• **Records for this task**:
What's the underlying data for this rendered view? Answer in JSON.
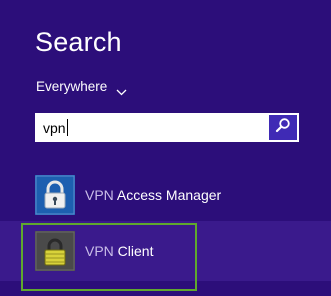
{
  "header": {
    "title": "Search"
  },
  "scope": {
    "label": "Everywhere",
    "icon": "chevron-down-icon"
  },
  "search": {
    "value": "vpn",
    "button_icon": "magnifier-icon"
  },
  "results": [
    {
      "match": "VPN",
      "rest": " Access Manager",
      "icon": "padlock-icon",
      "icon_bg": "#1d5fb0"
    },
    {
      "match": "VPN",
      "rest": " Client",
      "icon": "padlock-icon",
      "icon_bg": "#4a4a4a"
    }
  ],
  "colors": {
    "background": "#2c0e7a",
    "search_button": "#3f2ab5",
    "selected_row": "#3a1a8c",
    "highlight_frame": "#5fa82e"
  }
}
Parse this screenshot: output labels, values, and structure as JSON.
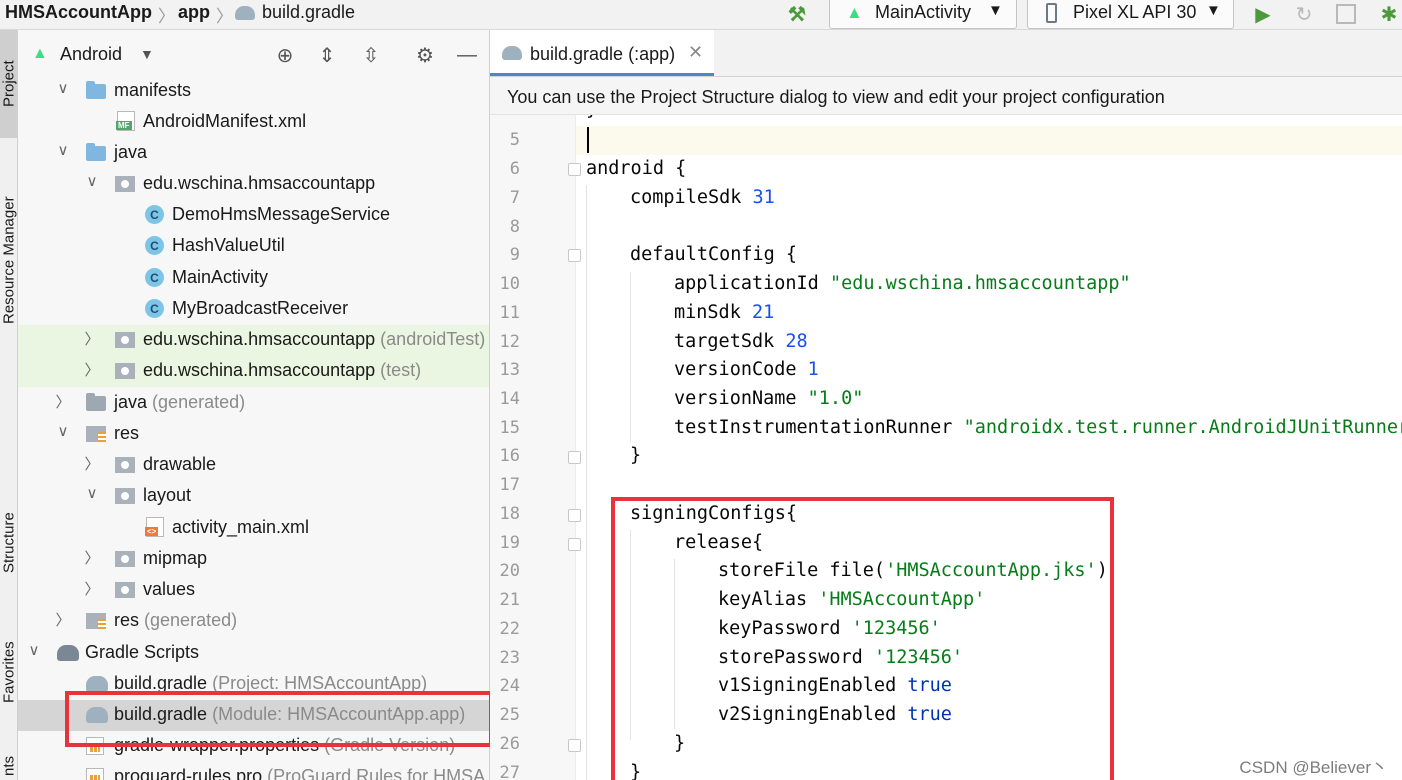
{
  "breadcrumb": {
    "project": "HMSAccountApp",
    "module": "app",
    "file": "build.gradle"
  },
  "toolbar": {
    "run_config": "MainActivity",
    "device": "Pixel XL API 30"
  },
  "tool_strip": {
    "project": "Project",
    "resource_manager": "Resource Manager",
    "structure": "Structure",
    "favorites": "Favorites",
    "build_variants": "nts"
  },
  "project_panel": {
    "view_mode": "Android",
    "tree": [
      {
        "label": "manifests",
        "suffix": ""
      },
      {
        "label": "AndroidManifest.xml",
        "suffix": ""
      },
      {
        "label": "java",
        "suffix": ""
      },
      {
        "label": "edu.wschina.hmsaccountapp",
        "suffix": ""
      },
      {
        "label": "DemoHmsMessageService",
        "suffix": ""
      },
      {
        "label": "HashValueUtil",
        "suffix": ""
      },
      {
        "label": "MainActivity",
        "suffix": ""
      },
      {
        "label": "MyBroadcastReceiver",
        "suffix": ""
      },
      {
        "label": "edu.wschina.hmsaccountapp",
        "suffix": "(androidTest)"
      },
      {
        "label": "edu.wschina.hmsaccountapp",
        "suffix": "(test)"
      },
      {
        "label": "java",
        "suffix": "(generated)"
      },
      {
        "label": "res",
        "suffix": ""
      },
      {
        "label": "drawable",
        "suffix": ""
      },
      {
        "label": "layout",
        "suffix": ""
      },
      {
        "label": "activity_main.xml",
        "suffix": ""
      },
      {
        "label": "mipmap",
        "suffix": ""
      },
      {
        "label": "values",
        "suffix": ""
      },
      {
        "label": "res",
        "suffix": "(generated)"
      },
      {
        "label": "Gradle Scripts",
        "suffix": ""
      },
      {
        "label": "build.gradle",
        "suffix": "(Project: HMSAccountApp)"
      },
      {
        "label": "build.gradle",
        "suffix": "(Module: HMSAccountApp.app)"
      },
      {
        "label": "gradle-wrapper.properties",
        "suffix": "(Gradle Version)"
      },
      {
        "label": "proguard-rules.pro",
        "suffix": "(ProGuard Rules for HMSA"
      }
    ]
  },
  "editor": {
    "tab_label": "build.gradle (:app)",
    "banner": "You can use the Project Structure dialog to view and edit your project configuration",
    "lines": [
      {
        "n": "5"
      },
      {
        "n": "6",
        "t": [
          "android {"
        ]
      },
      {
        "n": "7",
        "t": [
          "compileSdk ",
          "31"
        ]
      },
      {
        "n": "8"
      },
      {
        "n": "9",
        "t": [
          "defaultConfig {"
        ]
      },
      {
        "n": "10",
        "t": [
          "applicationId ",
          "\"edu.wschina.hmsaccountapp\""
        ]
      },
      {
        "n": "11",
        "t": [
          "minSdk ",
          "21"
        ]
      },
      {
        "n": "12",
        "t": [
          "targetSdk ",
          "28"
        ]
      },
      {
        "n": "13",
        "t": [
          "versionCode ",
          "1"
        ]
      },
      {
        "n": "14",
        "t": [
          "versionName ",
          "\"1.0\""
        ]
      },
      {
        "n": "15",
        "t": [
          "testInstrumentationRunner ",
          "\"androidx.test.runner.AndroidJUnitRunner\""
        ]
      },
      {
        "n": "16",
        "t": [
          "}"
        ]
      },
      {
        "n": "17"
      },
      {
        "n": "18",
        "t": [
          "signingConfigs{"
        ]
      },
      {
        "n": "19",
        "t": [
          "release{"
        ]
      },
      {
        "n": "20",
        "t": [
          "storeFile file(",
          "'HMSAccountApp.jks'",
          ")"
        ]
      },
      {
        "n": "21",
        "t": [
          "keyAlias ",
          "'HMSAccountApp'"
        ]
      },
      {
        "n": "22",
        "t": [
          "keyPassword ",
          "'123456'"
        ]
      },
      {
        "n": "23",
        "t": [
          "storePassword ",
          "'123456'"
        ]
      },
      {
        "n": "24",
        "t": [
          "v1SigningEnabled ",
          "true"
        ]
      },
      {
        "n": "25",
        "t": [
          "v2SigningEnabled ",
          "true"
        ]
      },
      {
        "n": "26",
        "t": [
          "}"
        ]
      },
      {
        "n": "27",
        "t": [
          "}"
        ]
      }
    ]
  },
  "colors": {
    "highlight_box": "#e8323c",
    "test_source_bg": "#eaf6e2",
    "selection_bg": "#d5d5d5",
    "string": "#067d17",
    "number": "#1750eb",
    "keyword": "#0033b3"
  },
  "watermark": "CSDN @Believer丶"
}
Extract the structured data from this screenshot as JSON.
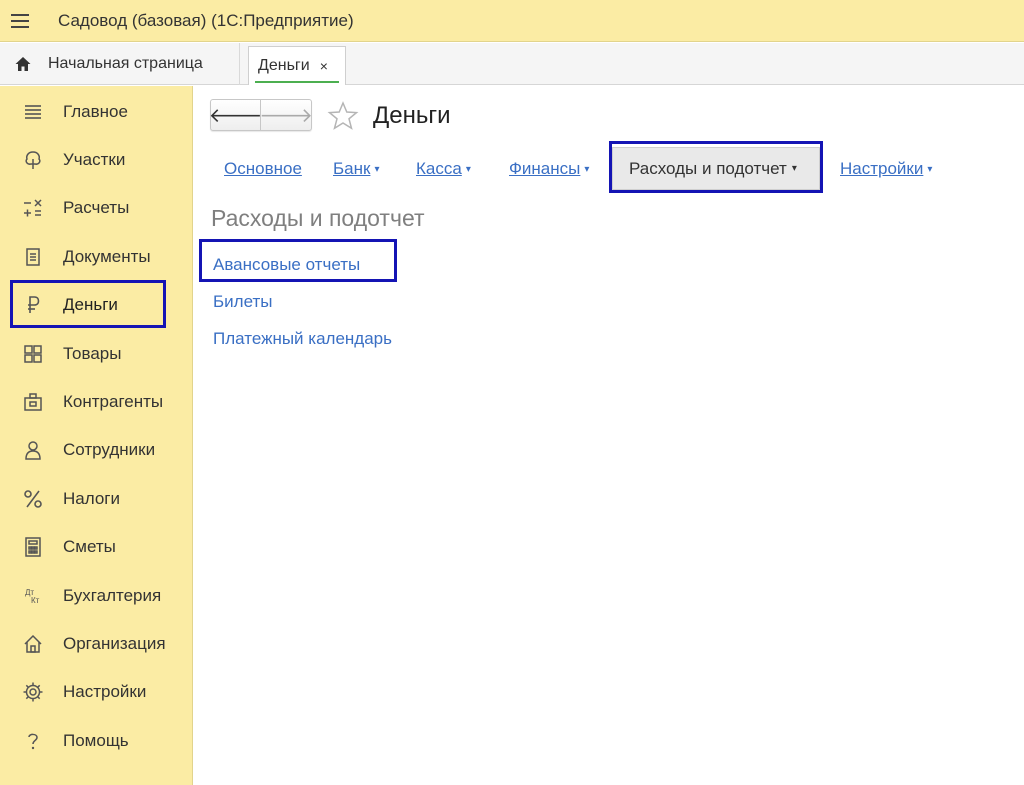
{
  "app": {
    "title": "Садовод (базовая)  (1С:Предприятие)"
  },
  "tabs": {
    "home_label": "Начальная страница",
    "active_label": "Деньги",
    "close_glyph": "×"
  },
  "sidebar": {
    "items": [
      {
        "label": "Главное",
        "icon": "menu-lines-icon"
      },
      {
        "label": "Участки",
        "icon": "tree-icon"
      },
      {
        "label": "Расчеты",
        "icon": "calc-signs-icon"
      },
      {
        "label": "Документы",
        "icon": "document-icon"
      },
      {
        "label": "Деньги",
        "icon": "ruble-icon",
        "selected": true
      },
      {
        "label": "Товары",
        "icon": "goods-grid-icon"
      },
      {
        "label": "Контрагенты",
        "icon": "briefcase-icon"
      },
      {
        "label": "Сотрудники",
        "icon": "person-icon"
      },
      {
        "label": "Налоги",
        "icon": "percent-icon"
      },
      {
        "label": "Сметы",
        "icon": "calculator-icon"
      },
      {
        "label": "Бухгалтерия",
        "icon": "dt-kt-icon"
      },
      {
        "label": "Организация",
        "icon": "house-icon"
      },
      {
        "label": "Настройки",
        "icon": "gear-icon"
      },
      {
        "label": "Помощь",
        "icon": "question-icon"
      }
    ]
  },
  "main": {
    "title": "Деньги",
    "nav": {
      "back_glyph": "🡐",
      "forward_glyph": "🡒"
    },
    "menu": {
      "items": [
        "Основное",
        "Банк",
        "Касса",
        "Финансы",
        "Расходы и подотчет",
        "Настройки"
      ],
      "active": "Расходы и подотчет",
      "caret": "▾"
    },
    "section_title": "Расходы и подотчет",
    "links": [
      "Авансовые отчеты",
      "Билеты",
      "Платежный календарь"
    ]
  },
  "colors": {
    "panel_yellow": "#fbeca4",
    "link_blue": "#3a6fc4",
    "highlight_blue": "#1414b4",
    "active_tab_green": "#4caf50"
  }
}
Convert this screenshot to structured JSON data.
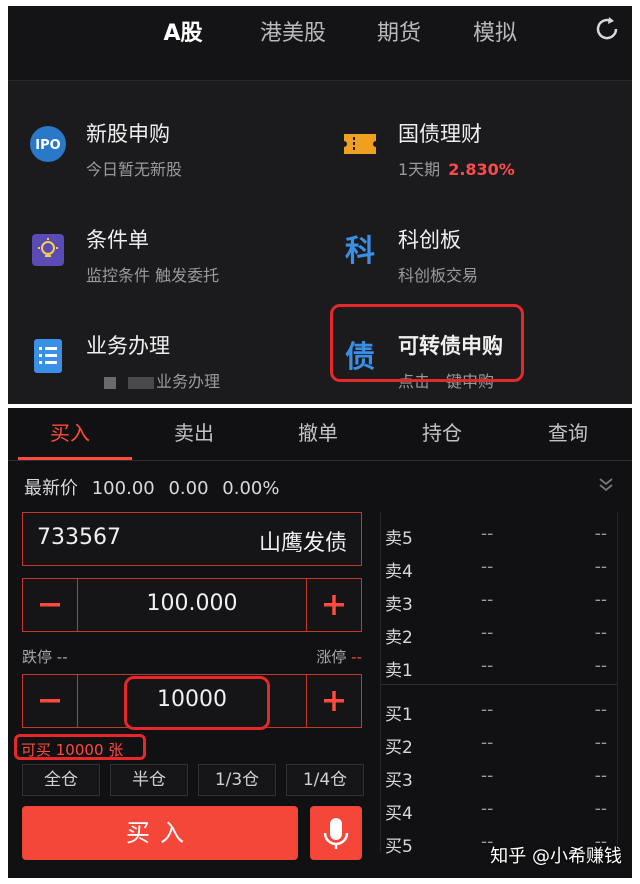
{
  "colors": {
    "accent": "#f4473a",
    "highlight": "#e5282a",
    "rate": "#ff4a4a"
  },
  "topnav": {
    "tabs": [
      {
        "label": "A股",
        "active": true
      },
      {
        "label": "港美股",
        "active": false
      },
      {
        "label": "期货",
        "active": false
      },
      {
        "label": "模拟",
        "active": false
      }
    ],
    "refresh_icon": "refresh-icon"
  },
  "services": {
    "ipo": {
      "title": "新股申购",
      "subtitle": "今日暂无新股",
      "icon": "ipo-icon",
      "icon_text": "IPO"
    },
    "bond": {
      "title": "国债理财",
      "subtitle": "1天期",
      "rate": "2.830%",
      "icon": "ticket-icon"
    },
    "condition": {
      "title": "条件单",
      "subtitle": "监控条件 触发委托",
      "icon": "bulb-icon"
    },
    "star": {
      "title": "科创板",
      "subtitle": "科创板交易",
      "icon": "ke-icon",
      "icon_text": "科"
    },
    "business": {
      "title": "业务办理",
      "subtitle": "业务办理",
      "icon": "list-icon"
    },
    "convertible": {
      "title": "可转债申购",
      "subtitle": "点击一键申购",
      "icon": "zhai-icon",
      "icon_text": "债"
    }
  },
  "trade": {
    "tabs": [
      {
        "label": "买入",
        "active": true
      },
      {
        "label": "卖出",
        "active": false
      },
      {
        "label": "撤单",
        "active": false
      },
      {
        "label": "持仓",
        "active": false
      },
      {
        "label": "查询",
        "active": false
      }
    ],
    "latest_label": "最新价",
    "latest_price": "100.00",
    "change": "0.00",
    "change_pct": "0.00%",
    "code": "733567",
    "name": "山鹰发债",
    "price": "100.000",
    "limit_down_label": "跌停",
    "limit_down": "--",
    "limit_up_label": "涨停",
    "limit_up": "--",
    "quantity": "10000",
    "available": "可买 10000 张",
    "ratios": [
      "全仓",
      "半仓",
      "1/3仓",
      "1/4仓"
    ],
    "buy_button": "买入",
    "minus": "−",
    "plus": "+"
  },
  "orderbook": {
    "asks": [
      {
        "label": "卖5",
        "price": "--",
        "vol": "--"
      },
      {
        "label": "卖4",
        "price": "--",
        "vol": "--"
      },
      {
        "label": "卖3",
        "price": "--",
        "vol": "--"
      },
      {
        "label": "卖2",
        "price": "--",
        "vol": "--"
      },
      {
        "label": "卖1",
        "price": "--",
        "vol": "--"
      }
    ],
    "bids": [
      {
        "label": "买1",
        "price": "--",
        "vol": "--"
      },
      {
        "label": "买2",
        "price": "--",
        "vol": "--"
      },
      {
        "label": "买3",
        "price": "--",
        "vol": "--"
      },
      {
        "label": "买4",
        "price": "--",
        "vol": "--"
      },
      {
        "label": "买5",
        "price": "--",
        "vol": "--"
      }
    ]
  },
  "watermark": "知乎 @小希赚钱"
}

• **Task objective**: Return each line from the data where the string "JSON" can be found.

• **Solution for this exercise**:
What's the underlying data for this rendered view? Answer in JSON.
Parse this screenshot: output labels, values, and structure as JSON.
Extract the structured data from this screenshot as JSON.
Convert this screenshot to structured JSON data.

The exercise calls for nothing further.